The first is that gender divisions between characters have become less sharply marked over the last 170 years.
The first is that gender divisions between characters have become less sharply marked over the last 170 years.Tags: Where Is The Appendix Located In A Research PaperSample Catering Business PlanMasters In Creative Writing ProgramsMsc Thesis Marking CriteriaHow To Write An Academic Paper For A JournalProfessional Resume Writing Services MinneapolisCheck Your Dissertation PlagiarismCreative Writing EssaysEconomics Research PaperBest Chemistry Help Websites
Some aspects of this pipeline are relatively fragile.
In using only proper names to identify characters, we miss out on characters who are exclusively referred to in generic terms, such as "the footman"; uncommon nicknames (such as "Pip" for Philip Pirrip) may result in a single character sometimes being divided into multiple roles.
Even when a single character is split into multiple roles, Book NLP usually assigns gender to each role correctly, guided by names and honorifics ("Mr," "Lady," "Miss").
First-person narrators constitute a significant exception, because there are no signs of gender attached to the pronoun "I." So first-person narrators won't be considered in this study; further research will be needed to determine if they have a different history.
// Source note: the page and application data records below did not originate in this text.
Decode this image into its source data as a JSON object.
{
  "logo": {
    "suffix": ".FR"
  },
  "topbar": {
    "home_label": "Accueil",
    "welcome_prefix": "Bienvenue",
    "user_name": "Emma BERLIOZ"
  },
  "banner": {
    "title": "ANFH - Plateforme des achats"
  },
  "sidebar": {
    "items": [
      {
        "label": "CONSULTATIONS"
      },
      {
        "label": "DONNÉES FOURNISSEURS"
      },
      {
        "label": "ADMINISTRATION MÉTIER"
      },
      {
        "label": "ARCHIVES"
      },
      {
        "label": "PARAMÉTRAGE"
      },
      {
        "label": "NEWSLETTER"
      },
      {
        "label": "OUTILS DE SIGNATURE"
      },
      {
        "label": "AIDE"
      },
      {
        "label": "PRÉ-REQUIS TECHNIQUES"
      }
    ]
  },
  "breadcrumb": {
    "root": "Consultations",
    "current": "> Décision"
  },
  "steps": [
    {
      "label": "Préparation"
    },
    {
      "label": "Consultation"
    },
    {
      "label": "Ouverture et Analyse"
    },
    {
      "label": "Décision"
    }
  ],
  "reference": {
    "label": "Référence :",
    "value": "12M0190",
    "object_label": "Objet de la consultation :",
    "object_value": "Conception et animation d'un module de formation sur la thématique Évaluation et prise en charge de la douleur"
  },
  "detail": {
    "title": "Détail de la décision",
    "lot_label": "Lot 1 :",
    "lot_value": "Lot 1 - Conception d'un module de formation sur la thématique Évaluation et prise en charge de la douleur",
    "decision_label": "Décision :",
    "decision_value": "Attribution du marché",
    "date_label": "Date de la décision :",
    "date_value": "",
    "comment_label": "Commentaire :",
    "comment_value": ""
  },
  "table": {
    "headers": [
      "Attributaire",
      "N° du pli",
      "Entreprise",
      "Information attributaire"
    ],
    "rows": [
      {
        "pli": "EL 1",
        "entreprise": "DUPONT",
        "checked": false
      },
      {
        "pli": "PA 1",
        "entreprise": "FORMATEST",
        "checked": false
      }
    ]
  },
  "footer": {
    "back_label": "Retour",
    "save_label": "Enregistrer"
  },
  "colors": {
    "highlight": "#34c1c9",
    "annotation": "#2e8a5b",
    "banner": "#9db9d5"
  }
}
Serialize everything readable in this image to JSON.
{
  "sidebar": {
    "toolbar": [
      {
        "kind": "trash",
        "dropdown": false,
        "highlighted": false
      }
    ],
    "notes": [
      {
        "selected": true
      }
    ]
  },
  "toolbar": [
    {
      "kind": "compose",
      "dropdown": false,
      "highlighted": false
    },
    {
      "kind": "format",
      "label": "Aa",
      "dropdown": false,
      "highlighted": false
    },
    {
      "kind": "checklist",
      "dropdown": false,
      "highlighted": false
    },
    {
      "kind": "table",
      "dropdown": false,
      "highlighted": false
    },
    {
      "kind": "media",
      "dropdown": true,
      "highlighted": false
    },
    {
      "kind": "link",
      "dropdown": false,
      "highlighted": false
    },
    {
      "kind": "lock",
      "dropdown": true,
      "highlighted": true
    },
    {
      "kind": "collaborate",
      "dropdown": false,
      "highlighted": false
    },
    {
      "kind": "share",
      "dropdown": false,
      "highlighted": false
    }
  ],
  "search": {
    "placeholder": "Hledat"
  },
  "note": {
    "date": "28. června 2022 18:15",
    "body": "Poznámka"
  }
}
Gender can certainly be more complex than these categories suggest, and flexible ontologies can be designed to illuminate the complexity.
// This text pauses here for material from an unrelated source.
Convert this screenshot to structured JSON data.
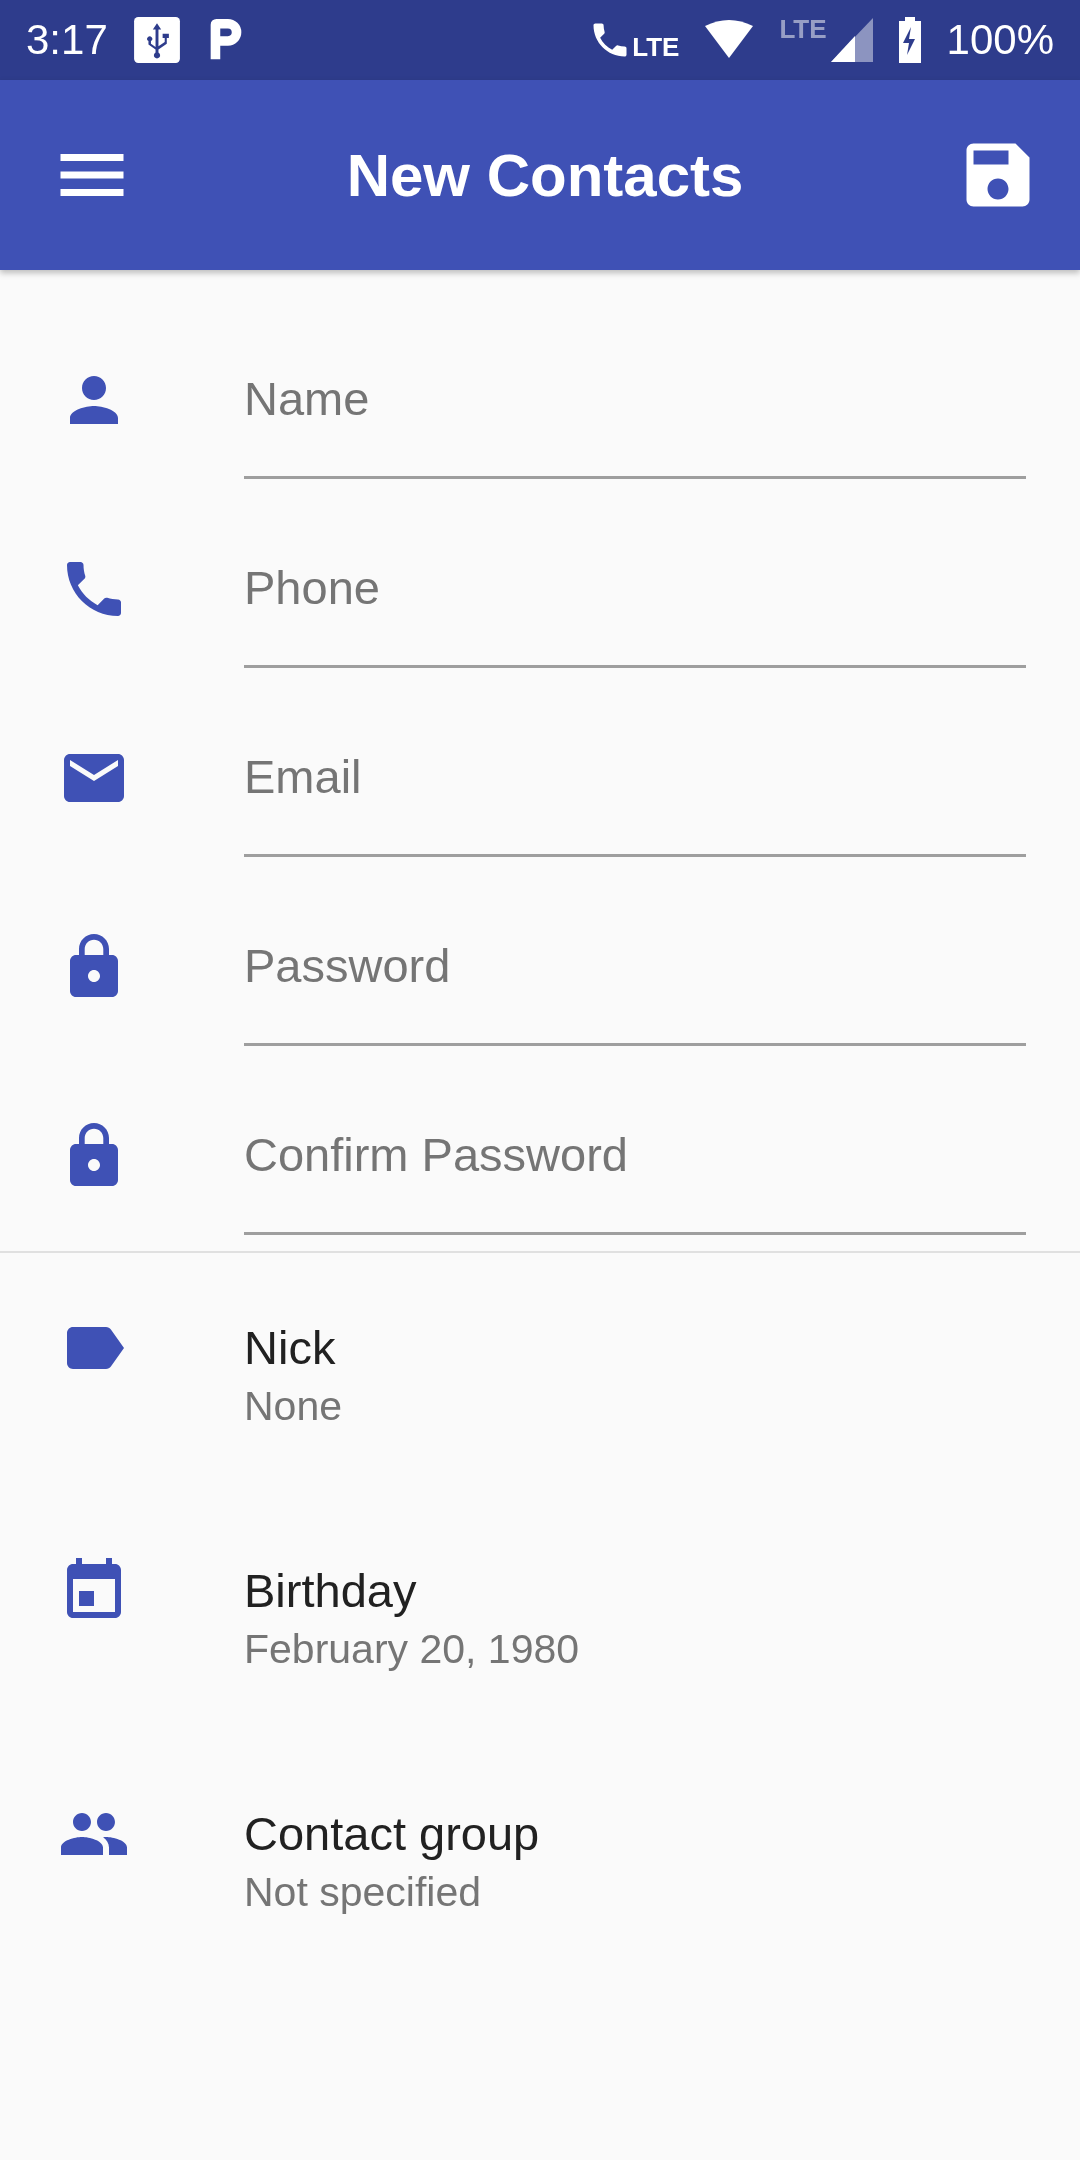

But this essay is inquiring about the history of conventional roles, not about the truth of personal identity, or the underlying processes that produce gendered behavior.This makes it possible to pose several interesting questions.To start with a simple and obvious one: How much space did writers devote to men and women, respectively?But broadly, and taken as a whole, our evidence is shaped by the book-buying practices of academic libraries (with additional contributions from the Library of Congress and New York Public Library).It doesn't include everything published in the period, and certain important sites of publication (pulp magazines, for instance) are known to be underrepresented.We will cast light on those questions only indirectly, by showing that public signs of gender had a fluctuating and uncertain significance.To trace the representation of character across 104,000 books, we needed a way to identify the characters in a work and separate them from each other.We are working with a collection of 104,000 works of fiction.They are spread over 306 years, from 1703 to 2009, but the vast majority are dated from 1780 to 2007, and that's where we will focus our attention.This essay explores the changing significance of gender in fiction, asking especially whether its prominence in characterization has varied from the end of the eighteenth century to the beginning of the twenty-first.We have reached two conclusions, which may seem in tension with each other.